Building out a complete organization design solution takes time and we often find that internal HR functions wanting to develop an organization design solution quickly either have subject matter naiveté or intellectual arrogance.
Adopting a framework or model, grouping together a set of activities, and stamping an organization design title on it oversimplifies the solution. The solution entirely misses the nuance, decisions, trade-offs, critical pathing, stakeholder engagement, challenges, and risks associated with this work. Unfortunately, this is the default solution most of the time.
In closing, we have tried to give you an honest and candid view of what it takes to build and deliver effective and successful internal organization design solutions. Over the last 30 years, we have helped develop and stand up organization design centers within and outside of HR, as well as trained thousands of internal organization design change agents with the 10/20/70 model of development. The substance for this article and what to do and not to do comes from our collective experience and discussion with our organization design and HR colleagues across the globe. We’ve seen more than our share of magical thinking by HR leaders in their attempts to build internal organization by investing in their people that never amounts to anything beyond… you got it, a tick in the box that the training occurred. The authors think it is about time to call that out, providing you and your internal organization design professionals a chance to be both effective and successful. Now Ms/Mr CHRO, it is up to you.Download Article
Mark LaScola is the founder and managing principal of ON THE MARK- the leading global boutique consultancy delivering collaborative Organization Design solutions. Over our 33+ years in business, OTM has completed close to 450 redesigns around the globe across most industries. Our experience and passion for collaborative business transformation is supported by pragmatism, systems thinking, and a belief in people that’s unparalleled. Peter Turgoose was a Senior Consultant working with OTM since 2009. Prior to working with OTM, Peter was an HRD for the Post Office and The Royal Mail as well as holding other internal and external positions.

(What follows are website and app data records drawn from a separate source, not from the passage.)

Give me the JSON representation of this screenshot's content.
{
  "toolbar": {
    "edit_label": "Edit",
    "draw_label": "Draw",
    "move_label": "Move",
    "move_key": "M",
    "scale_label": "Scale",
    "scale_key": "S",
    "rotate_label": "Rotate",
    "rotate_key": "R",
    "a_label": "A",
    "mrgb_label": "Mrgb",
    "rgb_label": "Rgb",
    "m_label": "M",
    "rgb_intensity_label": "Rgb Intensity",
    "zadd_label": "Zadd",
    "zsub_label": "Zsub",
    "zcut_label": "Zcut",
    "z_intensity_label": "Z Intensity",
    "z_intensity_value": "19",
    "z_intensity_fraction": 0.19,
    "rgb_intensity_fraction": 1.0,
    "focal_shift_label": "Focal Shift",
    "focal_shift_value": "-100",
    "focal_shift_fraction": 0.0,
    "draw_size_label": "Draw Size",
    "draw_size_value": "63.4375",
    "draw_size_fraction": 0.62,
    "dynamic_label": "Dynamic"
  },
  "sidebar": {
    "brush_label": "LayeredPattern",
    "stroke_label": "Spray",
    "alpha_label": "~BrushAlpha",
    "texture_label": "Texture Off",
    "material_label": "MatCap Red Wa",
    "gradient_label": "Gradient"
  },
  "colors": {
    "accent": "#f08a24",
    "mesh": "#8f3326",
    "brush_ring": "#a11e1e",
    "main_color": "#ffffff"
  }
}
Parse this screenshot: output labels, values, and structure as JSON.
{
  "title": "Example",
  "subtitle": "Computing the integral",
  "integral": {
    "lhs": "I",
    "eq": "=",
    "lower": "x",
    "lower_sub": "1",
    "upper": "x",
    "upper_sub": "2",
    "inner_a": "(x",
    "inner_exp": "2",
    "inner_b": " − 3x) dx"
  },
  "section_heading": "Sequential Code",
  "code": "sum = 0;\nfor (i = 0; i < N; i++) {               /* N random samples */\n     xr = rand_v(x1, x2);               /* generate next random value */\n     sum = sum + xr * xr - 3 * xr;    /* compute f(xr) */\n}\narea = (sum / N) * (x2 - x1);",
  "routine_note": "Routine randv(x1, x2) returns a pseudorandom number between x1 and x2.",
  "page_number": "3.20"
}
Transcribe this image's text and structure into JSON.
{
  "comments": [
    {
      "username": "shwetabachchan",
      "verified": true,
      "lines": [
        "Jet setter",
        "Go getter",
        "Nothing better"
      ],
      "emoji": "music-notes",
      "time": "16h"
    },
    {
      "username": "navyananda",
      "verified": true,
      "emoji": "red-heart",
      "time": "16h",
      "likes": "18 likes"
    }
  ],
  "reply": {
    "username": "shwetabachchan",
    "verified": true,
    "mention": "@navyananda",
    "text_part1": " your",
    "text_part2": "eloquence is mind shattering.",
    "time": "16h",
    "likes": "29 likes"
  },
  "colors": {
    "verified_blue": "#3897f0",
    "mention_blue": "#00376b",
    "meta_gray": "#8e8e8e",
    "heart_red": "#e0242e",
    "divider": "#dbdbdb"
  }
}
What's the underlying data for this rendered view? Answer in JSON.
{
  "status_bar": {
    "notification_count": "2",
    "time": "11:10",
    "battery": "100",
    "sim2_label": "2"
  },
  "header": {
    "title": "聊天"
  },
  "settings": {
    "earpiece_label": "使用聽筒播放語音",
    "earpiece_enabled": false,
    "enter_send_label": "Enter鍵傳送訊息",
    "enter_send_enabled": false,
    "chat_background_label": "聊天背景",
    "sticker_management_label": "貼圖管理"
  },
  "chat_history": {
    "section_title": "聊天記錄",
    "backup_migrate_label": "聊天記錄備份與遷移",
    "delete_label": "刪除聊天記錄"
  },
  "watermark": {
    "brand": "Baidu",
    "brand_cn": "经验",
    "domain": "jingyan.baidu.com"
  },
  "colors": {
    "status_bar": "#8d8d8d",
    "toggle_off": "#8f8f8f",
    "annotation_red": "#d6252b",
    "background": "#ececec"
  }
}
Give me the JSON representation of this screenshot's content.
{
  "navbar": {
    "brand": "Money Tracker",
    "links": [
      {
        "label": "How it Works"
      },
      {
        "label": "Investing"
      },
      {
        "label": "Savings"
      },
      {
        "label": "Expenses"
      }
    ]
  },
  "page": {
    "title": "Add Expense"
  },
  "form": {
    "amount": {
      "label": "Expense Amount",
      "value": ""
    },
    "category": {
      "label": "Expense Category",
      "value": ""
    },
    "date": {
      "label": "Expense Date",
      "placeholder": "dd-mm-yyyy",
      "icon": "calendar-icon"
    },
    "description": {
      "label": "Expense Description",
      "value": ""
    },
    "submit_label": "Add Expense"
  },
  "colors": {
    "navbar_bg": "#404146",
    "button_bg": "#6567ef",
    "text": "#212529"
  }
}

OTM has authored and owns the industry’s most collaborative, comprehensive, integrated, and holistic organization design solution that is also available in OTM’s Org Design App for iOS and Android. A big thank you goes out to the numerous HR professionals and change agents who speak to us regularly about their internal organization design work. We want to hear from you and welcome your comments and feedback. You can connect with us at email@example.com or firstname.lastname@example.org.